NASA’s astronauts benefit from some of the most advanced, intricately engineered technology in the world — and now, so can babies.
A spacesuit is, by necessity, almost impermeable to temperature. While its many layers of insulation protect the wearer from the extreme temperatures on its outside surfaces in space, they also work the other way, holding in body heat that, if not regulated, would quickly become uncomfortable.
One method NASA investigated in the 1980s for managing heat inside a spacesuit was phase change materials.
Like ice cubes in a drink, these materials steadily absorb heat as they change phase from solid to liquid, and, if exposed to colder temperatures, they release that heat as they refreeze. The trick was finding a material that changes phase at temperatures comfortable to humans and which could hold more heat and transfer it more quickly than water. For safety, it also needed to be nontoxic and nonflammable.
In the 1980s, Johnson Space Center funded successful efforts to incorporate such phase change materials into fibers and fabrics for use in space suits.
Although the resulting phase change fabrics never caught on for use in space, one company, Gateway Technologies, saw potential for commercial applications. Now called Outlast, the company licensed exclusive rights for incorporating the material into fabrics and fibers.
Outlast supplies fabrics infused with microencapsulated phase change materials to hundreds of companies, making it one of the most successful NASA spinoffs. Companies use the materials in everything from bedding to athletic clothes, dress wear, underwear, pajamas, sleeping bags and more — and now they are finding a use in products designed for babies.
While Outlast was building its robust customer base, Stanford University MBA student Jane Chen and a small team of classmates were assigned in 2007 to try to come up with an infant incubator to help care for babies after birth. The catch: it had to be manufactured for just $200, or 1 percent of the price of traditional incubators.

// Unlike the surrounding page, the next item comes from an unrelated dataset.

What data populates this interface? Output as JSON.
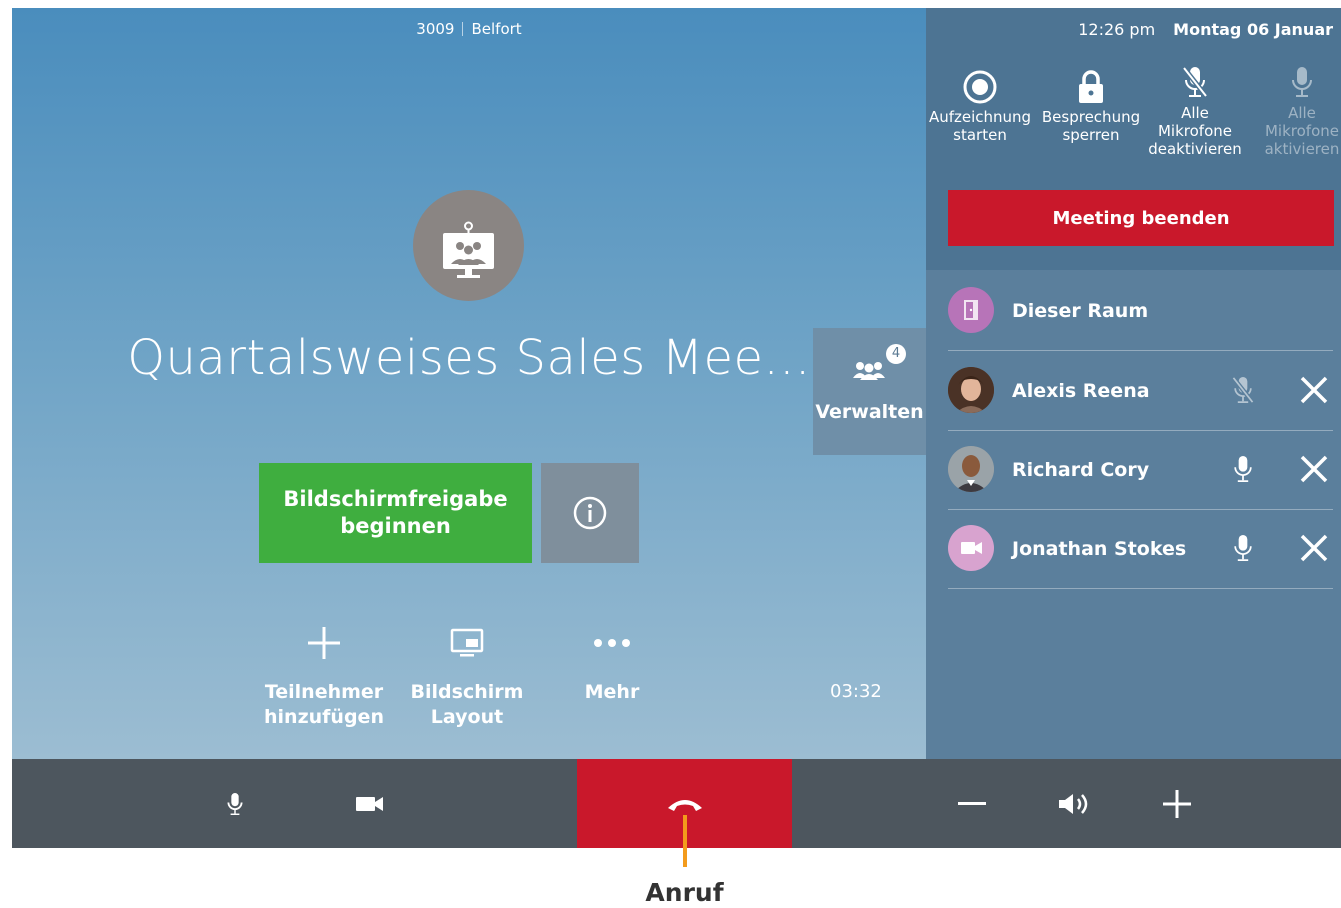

They hit on phase change materials, came up with a prototype using Outlast fabrics, and started a nonprofit called Embrace, which they based in Bangalore, because India has the highest number of premature births per year.
Since their final product was developed, the Embrace infant warmer has been used to treat hundreds of thousands of premature and otherwise low-birth-weight infants in populations lacking access to modern medical care throughout 14 developing countries.
In 2012, encouraged by Chen’s American friends having babies, the company spun off a for-profit company, Embrace Innovations, to sell products with phase change materials to parents.
Through a Kickstarter campaign in spring of 2015, Embrace Innovations raised $130,000 and started taking preorders for a line of infant swaddles, sleeping bags and blankets, marketed as the Little Lotus product line, all made with Outlast linings shot through with microencapsulated phase change materials.
Better Sleep, Plus a Donation
“Our products absorb or release heat to keep babies at a comfortable skin temperature,” explains Kai Chan, vice president of operations at Embrace Innovations. Fewer temperature fluctuations mean a baby rests more easily, which means the parents also rest easier, she notes.
She cites an informal study showing that 8 out of 11 babies slept on average four hours longer over a five-day period with Little Lotus products, compared to other comparable products on the market.
Buying Little Lotus products also offers another benefit: “With every product purchased, a baby in a developing country will be helped with an infant warmer,” Chan says. To donate the warmers, the company is partnering with other nonprofits.
“We’re using this NASA technology not just to keep babies comfortable but also to support our efforts to save premature babies around the world,” Chan says, noting that the company has set a goal of helping 1 million infants.
NASA has a long history of transferring technology to the private sector. Each year, the agency’s Spinoff publication profiles about 50 NASA technologies that have transformed into commercial products and services, demonstrating the wider benefits of America’s investment in its space program. Spinoff is a publication of the Technology Transfer Program in NASA’s Space Technology Mission Directorate.
To learn more about this NASA spinoff, read the original article from Spinoff 2017.
For more information on how NASA is bringing its technology down to Earth, visit http://technology.nasa.gov.
Goddard Space Flight Center